Epidemiologists are saying that small gatherings among family and friends aren’t responsible for the surge of COVID-19 cases we’re seeing all across the United States, contradicting what we’ve been hearing from political leaders at all levels of government.
As we all gear up to celebrate Thanksgiving, politicians have been hard at work trying to push fear and have really turned up the rhetoric against family gatherings to enjoy the holiday, going so far as to suggest these get-togethers are the primary reason for the spread of the illness.
Epidemiologists on the other hand, are saying this isn’t based on actual data.
“Somebody says something, and somebody else says it, and then it just becomes truth,” Harvard University infectious disease expert Julia Marcus told the Times. “I worry about this narrative that doesn’t yet seem to be data-based.”
Epidemiologists say that many heavy-handed regulations, such as an order last week from Minnesota Democratic Gov. Tim Walz banning people from separate households from meeting outside, run contrary to the data and are breeding resentment among Americans who cannot square such orders with other activities still allowed.
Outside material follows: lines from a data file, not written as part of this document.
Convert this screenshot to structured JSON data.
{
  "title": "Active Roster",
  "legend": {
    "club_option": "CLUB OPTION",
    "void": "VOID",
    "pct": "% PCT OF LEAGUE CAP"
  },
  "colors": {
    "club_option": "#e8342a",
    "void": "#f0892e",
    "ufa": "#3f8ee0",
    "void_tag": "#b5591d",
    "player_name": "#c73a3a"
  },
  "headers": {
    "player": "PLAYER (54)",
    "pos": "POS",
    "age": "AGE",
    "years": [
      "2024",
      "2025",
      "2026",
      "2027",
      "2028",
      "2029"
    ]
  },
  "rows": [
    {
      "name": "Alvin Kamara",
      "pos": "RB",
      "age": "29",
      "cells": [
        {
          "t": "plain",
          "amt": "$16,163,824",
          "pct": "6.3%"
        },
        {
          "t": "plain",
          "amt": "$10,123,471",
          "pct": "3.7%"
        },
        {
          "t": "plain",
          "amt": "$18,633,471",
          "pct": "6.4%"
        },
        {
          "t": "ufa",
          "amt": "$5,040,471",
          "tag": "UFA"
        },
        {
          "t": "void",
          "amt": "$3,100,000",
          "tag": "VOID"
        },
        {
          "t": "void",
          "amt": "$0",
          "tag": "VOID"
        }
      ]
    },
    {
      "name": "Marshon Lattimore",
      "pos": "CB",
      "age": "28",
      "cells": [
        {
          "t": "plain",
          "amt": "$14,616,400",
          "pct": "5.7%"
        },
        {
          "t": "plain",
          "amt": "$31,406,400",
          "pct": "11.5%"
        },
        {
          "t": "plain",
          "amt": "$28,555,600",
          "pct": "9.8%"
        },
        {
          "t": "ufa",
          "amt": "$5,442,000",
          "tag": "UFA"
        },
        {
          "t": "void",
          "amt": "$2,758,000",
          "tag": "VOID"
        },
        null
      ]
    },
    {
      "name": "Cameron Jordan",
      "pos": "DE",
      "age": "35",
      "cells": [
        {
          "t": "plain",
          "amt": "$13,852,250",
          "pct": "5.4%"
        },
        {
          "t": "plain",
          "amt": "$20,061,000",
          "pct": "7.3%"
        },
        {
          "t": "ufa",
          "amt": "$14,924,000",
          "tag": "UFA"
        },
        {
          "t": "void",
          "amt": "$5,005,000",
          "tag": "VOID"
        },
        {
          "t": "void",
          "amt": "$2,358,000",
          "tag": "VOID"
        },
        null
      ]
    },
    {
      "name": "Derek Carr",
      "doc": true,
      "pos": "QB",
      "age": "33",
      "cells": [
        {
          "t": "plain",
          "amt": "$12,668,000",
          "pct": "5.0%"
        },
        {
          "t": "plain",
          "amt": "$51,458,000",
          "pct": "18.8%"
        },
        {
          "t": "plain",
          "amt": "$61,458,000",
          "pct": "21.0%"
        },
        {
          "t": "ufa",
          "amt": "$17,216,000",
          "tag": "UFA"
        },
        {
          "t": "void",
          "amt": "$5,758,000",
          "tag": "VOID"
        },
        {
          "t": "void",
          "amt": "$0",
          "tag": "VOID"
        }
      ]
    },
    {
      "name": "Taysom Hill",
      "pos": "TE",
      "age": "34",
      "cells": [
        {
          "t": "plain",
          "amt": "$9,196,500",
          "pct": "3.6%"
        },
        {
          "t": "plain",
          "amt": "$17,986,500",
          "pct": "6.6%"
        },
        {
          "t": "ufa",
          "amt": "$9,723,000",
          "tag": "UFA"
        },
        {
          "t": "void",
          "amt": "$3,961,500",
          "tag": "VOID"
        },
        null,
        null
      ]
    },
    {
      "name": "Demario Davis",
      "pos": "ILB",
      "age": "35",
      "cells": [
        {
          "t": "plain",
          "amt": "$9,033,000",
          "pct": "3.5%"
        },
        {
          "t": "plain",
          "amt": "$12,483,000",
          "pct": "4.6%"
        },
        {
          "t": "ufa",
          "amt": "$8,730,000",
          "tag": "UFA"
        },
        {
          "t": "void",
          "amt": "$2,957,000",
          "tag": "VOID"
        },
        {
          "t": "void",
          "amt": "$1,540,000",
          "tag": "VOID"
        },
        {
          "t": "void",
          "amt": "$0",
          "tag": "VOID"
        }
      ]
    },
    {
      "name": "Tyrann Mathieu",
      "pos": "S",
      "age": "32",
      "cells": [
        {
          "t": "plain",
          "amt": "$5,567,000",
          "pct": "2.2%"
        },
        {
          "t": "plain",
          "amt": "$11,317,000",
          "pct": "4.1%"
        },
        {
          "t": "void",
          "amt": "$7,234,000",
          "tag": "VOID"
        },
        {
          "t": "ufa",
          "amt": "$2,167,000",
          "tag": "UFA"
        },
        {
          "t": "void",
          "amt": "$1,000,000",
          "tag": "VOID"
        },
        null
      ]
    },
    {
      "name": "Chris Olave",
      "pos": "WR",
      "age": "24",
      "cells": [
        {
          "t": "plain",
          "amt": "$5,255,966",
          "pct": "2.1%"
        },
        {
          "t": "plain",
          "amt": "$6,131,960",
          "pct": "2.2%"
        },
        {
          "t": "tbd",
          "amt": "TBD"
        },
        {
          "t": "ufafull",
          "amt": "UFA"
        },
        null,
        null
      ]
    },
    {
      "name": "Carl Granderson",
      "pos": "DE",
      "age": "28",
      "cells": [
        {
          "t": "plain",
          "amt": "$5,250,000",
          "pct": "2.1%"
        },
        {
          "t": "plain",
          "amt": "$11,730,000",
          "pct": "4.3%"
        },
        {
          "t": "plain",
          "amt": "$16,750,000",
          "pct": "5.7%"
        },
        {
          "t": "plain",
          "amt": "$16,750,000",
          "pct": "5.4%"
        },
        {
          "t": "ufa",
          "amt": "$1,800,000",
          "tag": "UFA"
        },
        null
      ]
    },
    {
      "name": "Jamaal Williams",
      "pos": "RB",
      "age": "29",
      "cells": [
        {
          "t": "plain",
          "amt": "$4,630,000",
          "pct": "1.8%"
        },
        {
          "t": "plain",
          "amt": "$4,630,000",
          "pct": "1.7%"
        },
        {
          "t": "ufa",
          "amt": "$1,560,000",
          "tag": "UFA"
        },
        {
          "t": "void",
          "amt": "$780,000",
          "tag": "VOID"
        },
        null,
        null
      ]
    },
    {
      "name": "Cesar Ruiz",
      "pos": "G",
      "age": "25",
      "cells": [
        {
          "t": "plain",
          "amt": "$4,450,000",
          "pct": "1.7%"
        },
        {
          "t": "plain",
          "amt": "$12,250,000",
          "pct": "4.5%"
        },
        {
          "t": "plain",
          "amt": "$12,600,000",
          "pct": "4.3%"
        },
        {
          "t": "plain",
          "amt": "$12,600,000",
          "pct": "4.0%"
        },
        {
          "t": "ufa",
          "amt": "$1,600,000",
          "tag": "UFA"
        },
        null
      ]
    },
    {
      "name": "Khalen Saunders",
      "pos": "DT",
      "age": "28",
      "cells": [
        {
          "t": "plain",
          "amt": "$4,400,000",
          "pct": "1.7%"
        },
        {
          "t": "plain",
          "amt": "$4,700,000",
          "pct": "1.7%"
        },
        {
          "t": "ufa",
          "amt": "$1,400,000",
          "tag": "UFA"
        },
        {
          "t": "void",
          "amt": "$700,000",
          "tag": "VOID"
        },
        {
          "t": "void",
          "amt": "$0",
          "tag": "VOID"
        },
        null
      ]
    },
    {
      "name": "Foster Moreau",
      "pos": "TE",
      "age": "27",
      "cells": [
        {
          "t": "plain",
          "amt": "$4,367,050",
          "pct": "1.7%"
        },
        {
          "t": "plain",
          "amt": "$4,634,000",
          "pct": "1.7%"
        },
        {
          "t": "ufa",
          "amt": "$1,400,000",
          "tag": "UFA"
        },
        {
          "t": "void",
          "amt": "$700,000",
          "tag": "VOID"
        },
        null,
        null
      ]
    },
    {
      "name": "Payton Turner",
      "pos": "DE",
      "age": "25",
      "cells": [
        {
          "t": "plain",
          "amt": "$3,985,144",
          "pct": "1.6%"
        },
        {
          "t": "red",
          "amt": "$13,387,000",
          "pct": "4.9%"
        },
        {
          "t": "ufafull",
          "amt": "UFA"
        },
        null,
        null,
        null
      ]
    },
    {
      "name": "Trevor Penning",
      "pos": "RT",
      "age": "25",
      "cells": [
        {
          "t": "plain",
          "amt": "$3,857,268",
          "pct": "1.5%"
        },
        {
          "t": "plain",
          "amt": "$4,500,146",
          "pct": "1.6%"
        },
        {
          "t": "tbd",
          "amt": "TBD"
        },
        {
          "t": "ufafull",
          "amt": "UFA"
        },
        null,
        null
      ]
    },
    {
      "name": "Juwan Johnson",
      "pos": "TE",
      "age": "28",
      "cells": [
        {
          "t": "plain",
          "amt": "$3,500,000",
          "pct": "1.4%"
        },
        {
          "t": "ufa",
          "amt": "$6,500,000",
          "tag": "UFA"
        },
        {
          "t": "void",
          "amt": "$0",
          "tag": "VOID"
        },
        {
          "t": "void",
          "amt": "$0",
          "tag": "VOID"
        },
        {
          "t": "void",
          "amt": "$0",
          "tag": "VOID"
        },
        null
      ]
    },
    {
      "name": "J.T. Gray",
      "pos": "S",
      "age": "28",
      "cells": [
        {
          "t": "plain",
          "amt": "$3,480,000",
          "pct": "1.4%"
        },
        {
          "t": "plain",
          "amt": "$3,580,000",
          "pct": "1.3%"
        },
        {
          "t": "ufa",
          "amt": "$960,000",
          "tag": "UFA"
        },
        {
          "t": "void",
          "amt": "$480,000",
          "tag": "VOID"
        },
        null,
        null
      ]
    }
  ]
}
Vermont Republican Gov. Phil Scott has barred neighbors from meeting outside, but allows them to dine together at a restaurant.
“If people are going to meet up, doing so outdoors is probably the lowest-risk way to do it,” University of Toronto infectious disease modeler Ashleigh Tuite said. “Telling people they can’t spend time safely outdoors isn’t a rational approach. People are going to recognize that and push back.”
“If you’re an average person looking at what’s allowed and what’s not allowed, it may not make a lot of sense,” Tuite continued. “I can get together with nine of my best friends and sit around a table at a restaurant. So why can’t I do that in my house?”
Governors have largely stuck by their crack down on Thanksgiving, despite all of the evidence that suggests having celebrations and family dinners outside aren’t primary spreader events.
Gov. Andrew Cuomo of New York drew tons of blowback after it was revealed he was planning to spend Thanksgiving with his mother after warning citizens not have family over. He then did the exact wrong thing and cancelled his plans with his mother.
Gee, what a guy, right?
Look, the bottom line is that what you’re being told to do isn’t actually based on scientific evidence of any kind. It’s a power play. We should already know this by now.
Be safe, folks. And enjoy Thanksgiving.